### Instructions to follow:
From the listing below, extract each line containing the string "JSON".

### The data:
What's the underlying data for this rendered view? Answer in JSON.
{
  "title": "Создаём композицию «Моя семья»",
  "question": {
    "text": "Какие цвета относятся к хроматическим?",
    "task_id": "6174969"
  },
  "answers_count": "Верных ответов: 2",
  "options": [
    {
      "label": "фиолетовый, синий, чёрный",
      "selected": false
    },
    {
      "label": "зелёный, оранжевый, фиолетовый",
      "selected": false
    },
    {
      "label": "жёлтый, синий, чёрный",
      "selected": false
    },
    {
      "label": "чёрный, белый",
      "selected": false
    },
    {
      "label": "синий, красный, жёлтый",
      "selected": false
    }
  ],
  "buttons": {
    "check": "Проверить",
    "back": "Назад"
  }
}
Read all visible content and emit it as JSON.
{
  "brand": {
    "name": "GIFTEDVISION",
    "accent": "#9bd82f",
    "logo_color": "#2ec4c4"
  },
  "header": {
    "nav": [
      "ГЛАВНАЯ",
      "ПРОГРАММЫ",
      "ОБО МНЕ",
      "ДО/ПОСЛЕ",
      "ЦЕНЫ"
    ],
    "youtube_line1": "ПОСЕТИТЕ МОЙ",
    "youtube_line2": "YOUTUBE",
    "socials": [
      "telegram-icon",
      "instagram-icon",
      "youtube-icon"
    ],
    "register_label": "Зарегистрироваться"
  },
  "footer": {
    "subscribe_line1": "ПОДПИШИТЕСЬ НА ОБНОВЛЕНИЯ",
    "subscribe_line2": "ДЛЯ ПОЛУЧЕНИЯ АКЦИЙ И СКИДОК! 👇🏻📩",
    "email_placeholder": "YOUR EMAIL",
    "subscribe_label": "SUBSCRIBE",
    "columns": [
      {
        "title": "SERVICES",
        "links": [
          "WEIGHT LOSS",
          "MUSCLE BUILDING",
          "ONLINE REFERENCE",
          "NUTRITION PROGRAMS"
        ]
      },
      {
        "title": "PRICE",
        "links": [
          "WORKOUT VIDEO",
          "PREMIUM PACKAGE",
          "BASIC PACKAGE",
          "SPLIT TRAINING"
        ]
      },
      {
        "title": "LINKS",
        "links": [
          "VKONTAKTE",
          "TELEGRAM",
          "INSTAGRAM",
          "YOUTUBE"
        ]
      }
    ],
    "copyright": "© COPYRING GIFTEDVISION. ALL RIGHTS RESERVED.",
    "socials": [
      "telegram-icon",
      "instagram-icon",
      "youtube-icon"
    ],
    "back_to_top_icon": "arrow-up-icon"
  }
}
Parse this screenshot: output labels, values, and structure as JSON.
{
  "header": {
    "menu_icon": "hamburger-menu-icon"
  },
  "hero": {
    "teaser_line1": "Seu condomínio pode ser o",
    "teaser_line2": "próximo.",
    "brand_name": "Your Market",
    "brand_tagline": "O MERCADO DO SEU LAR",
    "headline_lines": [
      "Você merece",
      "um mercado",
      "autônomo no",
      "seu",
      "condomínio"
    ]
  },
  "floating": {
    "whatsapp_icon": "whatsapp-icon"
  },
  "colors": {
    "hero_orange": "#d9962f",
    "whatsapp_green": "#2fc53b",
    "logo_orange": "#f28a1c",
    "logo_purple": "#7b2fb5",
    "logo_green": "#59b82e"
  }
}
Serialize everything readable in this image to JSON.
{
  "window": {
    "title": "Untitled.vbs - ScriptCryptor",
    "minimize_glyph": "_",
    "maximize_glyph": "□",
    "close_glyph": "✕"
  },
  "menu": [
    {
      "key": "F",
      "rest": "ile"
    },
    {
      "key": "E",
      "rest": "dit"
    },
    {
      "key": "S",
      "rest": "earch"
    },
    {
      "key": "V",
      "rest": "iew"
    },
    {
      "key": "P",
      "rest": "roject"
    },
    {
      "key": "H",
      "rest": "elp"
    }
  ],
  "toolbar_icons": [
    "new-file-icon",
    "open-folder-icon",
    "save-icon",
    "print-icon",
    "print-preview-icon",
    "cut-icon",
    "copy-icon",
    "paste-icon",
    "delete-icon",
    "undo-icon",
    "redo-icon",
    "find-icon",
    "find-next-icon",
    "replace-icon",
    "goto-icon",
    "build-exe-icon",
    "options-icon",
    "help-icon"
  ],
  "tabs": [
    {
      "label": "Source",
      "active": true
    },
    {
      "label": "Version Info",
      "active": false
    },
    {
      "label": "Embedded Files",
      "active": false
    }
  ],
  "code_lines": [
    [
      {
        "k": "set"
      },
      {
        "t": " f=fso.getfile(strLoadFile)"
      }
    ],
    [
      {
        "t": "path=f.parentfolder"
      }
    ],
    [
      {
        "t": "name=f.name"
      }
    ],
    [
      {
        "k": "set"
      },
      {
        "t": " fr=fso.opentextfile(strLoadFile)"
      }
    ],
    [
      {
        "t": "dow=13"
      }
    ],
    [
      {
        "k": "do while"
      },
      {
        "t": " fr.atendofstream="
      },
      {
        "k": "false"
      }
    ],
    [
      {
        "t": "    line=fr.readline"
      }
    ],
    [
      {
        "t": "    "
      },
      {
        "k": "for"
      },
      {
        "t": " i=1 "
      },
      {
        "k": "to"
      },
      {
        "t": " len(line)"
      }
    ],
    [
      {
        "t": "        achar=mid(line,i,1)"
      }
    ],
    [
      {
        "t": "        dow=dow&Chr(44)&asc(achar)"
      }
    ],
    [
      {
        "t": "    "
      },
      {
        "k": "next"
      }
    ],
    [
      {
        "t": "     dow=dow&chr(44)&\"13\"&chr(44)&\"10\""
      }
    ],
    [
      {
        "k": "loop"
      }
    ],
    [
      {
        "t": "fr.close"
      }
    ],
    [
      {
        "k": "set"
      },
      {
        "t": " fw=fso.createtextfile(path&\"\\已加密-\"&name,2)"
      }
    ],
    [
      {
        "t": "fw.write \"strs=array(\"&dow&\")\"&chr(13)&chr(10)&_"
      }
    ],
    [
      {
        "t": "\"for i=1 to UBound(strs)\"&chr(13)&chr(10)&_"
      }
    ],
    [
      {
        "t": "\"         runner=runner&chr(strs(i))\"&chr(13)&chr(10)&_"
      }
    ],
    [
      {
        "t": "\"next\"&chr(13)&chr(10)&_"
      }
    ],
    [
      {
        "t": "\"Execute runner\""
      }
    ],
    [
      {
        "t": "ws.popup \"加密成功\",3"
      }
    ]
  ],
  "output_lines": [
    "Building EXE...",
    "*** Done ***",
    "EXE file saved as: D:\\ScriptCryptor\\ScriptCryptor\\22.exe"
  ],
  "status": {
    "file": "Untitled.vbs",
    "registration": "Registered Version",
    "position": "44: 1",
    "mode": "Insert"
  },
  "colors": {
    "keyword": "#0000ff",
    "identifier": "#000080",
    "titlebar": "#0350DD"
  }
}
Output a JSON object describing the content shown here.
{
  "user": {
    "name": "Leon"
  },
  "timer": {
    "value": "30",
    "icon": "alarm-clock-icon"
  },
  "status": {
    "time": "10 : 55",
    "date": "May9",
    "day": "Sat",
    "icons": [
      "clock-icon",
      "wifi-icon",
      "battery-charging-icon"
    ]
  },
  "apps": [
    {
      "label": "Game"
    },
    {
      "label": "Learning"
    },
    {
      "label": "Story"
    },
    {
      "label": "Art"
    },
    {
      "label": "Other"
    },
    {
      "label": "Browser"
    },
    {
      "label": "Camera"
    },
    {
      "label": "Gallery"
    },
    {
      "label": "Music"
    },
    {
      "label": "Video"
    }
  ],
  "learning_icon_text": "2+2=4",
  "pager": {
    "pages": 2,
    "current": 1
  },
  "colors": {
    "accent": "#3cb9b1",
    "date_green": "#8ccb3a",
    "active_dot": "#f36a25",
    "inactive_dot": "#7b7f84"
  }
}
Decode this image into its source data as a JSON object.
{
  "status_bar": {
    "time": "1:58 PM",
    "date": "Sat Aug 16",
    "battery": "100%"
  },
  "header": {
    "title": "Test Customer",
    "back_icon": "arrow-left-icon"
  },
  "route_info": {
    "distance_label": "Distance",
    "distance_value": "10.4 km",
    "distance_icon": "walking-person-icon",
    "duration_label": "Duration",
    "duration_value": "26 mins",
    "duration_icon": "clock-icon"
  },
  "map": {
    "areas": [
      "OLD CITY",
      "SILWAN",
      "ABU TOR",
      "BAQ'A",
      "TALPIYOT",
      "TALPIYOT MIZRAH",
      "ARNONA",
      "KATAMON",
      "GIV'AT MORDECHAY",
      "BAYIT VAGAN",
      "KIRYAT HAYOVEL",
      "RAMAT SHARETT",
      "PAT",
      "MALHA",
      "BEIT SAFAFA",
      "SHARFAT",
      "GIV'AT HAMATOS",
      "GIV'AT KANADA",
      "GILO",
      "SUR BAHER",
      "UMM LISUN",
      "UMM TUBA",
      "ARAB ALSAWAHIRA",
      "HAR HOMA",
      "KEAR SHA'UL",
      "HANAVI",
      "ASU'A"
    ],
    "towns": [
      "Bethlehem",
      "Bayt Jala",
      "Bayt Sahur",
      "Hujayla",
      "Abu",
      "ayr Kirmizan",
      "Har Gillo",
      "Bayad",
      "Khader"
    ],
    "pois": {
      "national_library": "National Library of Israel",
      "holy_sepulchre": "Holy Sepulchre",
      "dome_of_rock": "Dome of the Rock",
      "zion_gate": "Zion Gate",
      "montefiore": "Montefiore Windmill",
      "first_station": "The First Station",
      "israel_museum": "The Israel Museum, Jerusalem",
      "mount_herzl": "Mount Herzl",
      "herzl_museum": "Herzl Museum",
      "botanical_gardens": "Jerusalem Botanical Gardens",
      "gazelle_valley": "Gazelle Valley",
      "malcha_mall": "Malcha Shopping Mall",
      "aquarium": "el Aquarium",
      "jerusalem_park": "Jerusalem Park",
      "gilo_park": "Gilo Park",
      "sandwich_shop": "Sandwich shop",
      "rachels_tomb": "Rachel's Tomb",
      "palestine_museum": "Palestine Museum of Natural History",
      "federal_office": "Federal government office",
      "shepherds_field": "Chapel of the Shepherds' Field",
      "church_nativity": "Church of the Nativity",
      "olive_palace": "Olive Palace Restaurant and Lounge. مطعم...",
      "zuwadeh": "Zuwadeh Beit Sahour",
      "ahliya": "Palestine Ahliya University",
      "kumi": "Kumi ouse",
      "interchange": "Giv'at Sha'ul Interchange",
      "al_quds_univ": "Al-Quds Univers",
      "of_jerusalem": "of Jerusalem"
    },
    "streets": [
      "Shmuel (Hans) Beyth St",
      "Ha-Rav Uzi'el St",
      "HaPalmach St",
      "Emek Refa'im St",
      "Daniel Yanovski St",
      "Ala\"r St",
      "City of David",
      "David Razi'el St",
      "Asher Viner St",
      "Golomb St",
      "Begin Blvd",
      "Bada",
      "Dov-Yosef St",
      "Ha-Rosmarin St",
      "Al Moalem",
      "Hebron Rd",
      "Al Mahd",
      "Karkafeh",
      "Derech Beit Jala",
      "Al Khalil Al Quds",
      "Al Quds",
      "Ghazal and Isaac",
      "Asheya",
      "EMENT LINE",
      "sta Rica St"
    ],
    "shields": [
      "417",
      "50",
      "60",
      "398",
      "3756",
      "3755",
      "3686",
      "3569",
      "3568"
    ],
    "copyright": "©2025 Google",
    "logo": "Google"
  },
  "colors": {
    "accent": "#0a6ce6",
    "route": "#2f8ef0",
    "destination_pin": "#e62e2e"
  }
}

### Result of this exercise:
What's the underlying data for this rendered view? Answer in JSON.
Read all visible content and emit it as JSON.
Parse this screenshot: output labels, values, and structure as JSON.
Serialize everything readable in this image to JSON.
Output a JSON object describing the content shown here.
Decode this image into its source data as a JSON object.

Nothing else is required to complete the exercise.